── DATA SUPPLIED ──

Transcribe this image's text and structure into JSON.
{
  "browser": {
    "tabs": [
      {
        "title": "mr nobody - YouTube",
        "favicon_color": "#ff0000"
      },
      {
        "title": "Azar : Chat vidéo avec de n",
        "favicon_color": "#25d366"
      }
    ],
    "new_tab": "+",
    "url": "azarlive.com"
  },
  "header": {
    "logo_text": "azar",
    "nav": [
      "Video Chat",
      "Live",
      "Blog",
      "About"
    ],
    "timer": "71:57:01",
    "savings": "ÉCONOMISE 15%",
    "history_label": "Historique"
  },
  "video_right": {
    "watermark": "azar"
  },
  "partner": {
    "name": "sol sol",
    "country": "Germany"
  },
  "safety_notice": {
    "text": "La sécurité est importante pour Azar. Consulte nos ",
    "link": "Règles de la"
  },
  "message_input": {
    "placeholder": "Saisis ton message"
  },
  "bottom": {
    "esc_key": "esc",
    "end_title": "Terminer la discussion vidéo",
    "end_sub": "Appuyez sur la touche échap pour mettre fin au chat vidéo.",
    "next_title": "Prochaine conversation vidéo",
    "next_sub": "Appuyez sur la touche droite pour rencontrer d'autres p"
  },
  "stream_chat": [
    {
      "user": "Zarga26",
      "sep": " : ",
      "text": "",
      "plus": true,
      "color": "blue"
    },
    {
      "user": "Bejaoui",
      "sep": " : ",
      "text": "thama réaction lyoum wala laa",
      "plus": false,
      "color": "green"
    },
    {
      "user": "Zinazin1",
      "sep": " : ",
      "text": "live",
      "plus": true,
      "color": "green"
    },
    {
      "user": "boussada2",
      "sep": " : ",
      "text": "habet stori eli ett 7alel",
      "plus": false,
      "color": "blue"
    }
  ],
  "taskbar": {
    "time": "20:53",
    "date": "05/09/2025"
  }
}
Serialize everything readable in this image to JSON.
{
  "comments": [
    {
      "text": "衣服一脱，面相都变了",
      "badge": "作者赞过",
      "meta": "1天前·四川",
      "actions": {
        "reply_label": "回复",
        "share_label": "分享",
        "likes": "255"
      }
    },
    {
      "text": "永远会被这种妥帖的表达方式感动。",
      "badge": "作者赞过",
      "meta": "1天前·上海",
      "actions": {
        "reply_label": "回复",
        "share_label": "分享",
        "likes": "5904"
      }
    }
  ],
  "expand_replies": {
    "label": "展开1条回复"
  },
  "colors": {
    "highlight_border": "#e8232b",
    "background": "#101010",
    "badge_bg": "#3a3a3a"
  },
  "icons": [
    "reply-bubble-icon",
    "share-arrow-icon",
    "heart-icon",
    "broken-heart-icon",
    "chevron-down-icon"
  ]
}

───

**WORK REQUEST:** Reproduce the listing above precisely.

**ANSWER SECTION:**
Transcribe this image's text and structure into JSON.
{
  "browser": {
    "tabs": [
      {
        "title": "mr nobody - YouTube",
        "favicon_color": "#ff0000"
      },
      {
        "title": "Azar : Chat vidéo avec de n",
        "favicon_color": "#25d366"
      }
    ],
    "new_tab": "+",
    "url": "azarlive.com"
  },
  "header": {
    "logo_text": "azar",
    "nav": [
      "Video Chat",
      "Live",
      "Blog",
      "About"
    ],
    "timer": "71:57:01",
    "savings": "ÉCONOMISE 15%",
    "history_label": "Historique"
  },
  "video_right": {
    "watermark": "azar"
  },
  "partner": {
    "name": "sol sol",
    "country": "Germany"
  },
  "safety_notice": {
    "text": "La sécurité est importante pour Azar. Consulte nos ",
    "link": "Règles de la"
  },
  "message_input": {
    "placeholder": "Saisis ton message"
  },
  "bottom": {
    "esc_key": "esc",
    "end_title": "Terminer la discussion vidéo",
    "end_sub": "Appuyez sur la touche échap pour mettre fin au chat vidéo.",
    "next_title": "Prochaine conversation vidéo",
    "next_sub": "Appuyez sur la touche droite pour rencontrer d'autres p"
  },
  "stream_chat": [
    {
      "user": "Zarga26",
      "sep": " : ",
      "text": "",
      "plus": true,
      "color": "blue"
    },
    {
      "user": "Bejaoui",
      "sep": " : ",
      "text": "thama réaction lyoum wala laa",
      "plus": false,
      "color": "green"
    },
    {
      "user": "Zinazin1",
      "sep": " : ",
      "text": "live",
      "plus": true,
      "color": "green"
    },
    {
      "user": "boussada2",
      "sep": " : ",
      "text": "habet stori eli ett 7alel",
      "plus": false,
      "color": "blue"
    }
  ],
  "taskbar": {
    "time": "20:53",
    "date": "05/09/2025"
  }
}
Serialize everything readable in this image to JSON.
{
  "comments": [
    {
      "text": "衣服一脱，面相都变了",
      "badge": "作者赞过",
      "meta": "1天前·四川",
      "actions": {
        "reply_label": "回复",
        "share_label": "分享",
        "likes": "255"
      }
    },
    {
      "text": "永远会被这种妥帖的表达方式感动。",
      "badge": "作者赞过",
      "meta": "1天前·上海",
      "actions": {
        "reply_label": "回复",
        "share_label": "分享",
        "likes": "5904"
      }
    }
  ],
  "expand_replies": {
    "label": "展开1条回复"
  },
  "colors": {
    "highlight_border": "#e8232b",
    "background": "#101010",
    "badge_bg": "#3a3a3a"
  },
  "icons": [
    "reply-bubble-icon",
    "share-arrow-icon",
    "heart-icon",
    "broken-heart-icon",
    "chevron-down-icon"
  ]
}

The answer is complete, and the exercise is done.